Where does the string "JSON" appear? Copy every line of the entries below that holds it.

══ DATASET CONTENT

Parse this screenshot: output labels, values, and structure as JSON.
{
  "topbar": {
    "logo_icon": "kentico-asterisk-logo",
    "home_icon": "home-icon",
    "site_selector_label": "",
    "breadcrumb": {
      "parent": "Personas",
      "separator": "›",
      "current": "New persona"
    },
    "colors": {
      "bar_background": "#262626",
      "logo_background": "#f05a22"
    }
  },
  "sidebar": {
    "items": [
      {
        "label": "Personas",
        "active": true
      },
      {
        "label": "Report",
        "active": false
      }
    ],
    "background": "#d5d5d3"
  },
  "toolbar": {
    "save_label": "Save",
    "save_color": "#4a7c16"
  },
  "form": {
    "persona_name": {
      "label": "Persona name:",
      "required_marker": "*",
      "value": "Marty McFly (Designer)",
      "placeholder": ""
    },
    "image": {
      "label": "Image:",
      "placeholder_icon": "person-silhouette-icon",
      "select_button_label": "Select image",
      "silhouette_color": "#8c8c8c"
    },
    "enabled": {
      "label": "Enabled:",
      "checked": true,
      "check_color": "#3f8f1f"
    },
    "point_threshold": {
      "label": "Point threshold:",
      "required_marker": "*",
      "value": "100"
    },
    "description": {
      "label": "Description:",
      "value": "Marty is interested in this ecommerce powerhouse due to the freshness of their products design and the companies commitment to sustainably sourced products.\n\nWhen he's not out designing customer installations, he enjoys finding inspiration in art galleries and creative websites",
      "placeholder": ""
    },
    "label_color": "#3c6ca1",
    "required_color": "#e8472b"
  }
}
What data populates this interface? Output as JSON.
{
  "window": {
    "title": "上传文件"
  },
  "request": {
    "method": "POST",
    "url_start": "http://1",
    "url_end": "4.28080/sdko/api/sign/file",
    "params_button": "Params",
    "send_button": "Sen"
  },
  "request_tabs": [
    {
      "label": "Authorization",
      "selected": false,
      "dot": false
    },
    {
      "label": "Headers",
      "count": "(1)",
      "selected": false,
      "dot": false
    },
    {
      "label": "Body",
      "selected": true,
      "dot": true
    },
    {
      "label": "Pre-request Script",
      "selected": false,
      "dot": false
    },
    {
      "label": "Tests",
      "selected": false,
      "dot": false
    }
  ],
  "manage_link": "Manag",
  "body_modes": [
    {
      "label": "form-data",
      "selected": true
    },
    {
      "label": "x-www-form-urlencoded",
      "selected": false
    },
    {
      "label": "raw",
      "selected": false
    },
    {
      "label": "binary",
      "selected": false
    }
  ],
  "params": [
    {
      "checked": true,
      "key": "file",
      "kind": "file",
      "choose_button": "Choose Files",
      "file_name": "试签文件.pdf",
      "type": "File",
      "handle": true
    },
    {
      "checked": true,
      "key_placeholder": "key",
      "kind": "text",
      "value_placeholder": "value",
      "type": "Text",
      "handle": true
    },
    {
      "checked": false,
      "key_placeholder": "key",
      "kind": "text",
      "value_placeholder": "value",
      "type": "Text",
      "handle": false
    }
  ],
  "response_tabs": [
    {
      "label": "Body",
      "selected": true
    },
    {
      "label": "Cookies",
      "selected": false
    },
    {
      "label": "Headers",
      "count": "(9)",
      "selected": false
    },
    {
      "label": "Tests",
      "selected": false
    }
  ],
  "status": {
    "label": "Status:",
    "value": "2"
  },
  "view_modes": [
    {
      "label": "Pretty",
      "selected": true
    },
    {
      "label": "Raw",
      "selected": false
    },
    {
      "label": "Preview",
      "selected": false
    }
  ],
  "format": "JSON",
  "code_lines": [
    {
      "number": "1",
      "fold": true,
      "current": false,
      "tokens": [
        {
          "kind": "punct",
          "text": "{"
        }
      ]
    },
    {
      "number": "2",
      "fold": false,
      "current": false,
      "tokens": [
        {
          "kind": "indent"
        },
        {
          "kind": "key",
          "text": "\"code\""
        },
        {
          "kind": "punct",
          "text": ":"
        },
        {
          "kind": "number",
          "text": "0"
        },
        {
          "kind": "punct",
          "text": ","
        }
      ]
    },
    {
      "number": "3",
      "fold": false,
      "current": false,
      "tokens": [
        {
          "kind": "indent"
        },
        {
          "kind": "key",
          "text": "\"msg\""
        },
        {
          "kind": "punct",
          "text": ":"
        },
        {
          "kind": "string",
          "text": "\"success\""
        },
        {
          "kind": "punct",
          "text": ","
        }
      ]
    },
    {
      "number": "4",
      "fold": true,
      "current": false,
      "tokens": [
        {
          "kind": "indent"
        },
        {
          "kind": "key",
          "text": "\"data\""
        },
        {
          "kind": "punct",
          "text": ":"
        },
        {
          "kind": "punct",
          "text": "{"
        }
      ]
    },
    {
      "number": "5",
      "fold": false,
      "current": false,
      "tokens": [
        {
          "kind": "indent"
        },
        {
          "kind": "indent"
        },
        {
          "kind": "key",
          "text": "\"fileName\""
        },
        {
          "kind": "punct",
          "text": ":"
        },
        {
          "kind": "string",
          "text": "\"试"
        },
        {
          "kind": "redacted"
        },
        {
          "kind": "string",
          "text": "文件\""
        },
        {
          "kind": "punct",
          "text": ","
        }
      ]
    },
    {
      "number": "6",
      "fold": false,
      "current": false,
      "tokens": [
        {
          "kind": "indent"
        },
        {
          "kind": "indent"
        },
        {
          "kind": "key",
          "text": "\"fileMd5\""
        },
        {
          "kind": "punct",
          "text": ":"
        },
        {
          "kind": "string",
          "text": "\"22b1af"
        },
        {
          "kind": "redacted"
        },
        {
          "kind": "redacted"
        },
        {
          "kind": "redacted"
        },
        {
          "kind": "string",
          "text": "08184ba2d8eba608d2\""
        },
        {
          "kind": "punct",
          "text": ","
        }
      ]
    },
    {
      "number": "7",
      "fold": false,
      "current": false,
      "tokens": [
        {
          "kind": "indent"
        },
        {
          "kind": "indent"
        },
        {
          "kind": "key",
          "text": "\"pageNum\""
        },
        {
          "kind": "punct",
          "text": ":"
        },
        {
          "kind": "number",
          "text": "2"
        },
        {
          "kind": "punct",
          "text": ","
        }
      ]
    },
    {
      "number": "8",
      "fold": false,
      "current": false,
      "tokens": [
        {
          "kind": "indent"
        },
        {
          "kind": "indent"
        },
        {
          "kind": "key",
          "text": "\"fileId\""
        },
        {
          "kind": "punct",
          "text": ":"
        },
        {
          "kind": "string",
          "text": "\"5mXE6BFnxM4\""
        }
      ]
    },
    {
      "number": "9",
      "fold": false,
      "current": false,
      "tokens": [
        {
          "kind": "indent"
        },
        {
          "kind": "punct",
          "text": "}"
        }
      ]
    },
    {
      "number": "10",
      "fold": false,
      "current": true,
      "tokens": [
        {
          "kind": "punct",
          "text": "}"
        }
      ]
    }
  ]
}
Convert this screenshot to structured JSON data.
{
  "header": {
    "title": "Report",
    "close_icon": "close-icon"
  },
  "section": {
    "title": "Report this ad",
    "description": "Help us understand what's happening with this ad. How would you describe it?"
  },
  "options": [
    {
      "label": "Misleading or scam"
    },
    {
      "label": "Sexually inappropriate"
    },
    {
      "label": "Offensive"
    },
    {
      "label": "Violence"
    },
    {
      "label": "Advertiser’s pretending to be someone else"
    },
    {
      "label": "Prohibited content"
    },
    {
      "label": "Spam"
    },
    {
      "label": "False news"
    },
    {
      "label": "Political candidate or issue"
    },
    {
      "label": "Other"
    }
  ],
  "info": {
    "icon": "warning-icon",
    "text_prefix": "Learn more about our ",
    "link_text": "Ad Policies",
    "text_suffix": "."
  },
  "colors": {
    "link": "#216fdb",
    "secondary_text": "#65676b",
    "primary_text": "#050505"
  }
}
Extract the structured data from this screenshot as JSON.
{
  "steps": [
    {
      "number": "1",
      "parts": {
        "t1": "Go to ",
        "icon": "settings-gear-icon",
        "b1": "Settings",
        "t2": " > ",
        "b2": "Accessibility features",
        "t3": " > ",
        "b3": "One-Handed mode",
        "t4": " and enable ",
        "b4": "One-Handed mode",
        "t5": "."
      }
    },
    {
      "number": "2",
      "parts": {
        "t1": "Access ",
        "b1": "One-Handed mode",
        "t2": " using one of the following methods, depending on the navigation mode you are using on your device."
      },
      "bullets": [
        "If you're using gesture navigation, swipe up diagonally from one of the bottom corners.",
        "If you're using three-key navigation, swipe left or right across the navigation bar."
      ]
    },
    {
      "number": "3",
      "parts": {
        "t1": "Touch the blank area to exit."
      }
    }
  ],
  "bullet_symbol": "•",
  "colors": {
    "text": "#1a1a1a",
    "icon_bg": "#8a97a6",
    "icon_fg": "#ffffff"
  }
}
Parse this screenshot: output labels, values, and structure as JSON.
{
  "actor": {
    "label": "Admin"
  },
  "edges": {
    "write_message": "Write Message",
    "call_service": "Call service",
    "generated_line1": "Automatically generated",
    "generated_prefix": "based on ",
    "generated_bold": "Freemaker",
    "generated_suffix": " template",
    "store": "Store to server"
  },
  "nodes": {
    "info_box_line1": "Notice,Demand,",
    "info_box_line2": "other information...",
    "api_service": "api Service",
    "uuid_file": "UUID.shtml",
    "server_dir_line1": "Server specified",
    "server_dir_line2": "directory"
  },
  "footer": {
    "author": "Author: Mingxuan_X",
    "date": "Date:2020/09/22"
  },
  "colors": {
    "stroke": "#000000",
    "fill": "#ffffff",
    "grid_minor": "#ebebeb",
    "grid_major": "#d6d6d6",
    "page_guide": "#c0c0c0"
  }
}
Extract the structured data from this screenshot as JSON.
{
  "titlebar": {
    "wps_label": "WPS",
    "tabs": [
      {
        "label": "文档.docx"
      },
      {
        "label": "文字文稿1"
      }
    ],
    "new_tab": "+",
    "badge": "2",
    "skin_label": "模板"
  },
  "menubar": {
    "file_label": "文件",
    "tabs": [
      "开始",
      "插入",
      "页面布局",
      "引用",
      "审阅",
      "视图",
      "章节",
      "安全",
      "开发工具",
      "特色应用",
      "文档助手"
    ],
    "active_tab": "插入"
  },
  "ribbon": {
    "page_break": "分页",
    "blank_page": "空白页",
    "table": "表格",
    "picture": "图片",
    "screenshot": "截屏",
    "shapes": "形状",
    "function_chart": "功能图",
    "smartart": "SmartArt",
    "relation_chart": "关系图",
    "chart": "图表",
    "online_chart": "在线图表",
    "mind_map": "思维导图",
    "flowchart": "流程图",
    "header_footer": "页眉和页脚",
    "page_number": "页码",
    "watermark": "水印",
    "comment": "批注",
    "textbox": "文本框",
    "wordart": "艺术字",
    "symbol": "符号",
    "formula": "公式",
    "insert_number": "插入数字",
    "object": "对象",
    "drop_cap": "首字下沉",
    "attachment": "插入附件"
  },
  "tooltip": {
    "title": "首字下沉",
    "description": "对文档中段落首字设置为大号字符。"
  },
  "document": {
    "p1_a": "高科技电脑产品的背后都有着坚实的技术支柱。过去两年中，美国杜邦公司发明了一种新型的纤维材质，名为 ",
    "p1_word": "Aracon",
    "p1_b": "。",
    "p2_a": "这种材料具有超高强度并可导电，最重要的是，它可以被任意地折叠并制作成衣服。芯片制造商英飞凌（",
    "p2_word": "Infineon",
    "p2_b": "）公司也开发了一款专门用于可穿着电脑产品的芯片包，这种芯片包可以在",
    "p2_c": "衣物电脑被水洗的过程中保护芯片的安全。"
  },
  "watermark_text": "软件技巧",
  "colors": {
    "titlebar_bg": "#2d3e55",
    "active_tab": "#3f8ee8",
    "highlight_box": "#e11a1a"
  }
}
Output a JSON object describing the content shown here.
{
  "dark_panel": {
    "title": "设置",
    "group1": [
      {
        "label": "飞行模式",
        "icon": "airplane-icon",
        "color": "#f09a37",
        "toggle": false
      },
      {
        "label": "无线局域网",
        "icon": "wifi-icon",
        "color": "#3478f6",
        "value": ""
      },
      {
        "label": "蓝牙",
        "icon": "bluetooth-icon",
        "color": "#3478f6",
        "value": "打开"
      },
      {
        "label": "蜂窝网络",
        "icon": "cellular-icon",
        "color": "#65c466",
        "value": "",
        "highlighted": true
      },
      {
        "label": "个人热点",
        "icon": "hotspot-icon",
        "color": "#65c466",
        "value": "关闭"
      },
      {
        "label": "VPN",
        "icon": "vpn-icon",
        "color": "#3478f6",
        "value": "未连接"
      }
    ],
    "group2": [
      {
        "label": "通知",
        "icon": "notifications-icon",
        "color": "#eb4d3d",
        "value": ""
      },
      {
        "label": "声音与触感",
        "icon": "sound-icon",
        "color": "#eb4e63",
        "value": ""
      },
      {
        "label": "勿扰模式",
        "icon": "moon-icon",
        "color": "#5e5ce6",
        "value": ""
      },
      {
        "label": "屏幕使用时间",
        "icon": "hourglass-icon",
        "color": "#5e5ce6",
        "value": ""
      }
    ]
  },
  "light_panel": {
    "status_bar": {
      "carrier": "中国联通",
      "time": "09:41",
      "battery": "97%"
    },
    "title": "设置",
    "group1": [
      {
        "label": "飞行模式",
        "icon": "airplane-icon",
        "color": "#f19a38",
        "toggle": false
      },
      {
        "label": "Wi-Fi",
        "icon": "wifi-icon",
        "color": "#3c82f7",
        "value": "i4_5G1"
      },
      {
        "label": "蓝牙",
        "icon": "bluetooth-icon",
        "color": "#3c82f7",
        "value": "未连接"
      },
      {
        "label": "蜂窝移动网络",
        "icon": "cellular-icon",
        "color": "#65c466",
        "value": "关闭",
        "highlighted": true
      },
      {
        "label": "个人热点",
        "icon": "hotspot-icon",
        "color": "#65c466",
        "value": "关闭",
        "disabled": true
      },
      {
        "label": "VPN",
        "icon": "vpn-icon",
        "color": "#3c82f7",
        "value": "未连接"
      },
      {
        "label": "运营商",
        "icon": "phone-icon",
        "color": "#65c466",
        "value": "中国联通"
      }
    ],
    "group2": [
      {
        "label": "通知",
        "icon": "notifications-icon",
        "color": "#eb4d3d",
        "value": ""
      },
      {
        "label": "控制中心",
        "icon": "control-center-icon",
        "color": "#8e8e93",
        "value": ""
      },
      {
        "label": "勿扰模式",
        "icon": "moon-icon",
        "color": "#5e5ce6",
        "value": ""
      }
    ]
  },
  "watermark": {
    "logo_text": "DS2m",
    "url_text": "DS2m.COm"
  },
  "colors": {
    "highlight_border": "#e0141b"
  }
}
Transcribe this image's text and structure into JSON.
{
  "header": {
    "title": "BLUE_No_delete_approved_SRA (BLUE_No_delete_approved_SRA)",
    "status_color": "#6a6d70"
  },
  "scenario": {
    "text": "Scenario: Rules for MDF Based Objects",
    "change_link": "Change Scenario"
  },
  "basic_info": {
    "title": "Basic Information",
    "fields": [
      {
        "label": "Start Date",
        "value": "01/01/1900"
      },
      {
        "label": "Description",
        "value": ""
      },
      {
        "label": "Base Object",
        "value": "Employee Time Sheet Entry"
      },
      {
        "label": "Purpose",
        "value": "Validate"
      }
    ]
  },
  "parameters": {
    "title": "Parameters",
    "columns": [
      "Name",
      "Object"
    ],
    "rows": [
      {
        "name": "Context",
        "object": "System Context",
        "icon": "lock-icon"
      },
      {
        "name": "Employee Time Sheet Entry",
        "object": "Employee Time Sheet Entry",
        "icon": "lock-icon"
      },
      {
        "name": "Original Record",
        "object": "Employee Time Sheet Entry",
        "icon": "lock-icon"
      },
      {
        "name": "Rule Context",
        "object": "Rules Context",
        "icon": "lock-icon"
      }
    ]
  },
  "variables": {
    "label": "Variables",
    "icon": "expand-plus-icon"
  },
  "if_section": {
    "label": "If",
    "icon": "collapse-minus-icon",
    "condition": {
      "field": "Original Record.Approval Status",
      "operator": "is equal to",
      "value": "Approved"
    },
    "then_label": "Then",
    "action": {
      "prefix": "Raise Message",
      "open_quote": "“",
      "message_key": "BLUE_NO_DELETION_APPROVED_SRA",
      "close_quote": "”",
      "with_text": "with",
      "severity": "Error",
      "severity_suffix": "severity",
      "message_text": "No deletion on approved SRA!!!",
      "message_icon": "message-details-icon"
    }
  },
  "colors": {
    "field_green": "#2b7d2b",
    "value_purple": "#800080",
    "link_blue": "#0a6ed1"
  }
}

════

__SOLUTION BELOW__.
Parse this screenshot: output labels, values, and structure as JSON.
What data populates this interface? Output as JSON.
  "format": "JSON",
Convert this screenshot to structured JSON data.
Extract the structured data from this screenshot as JSON.
Parse this screenshot: output labels, values, and structure as JSON.
Extract the structured data from this screenshot as JSON.
Output a JSON object describing the content shown here.
Transcribe this image's text and structure into JSON.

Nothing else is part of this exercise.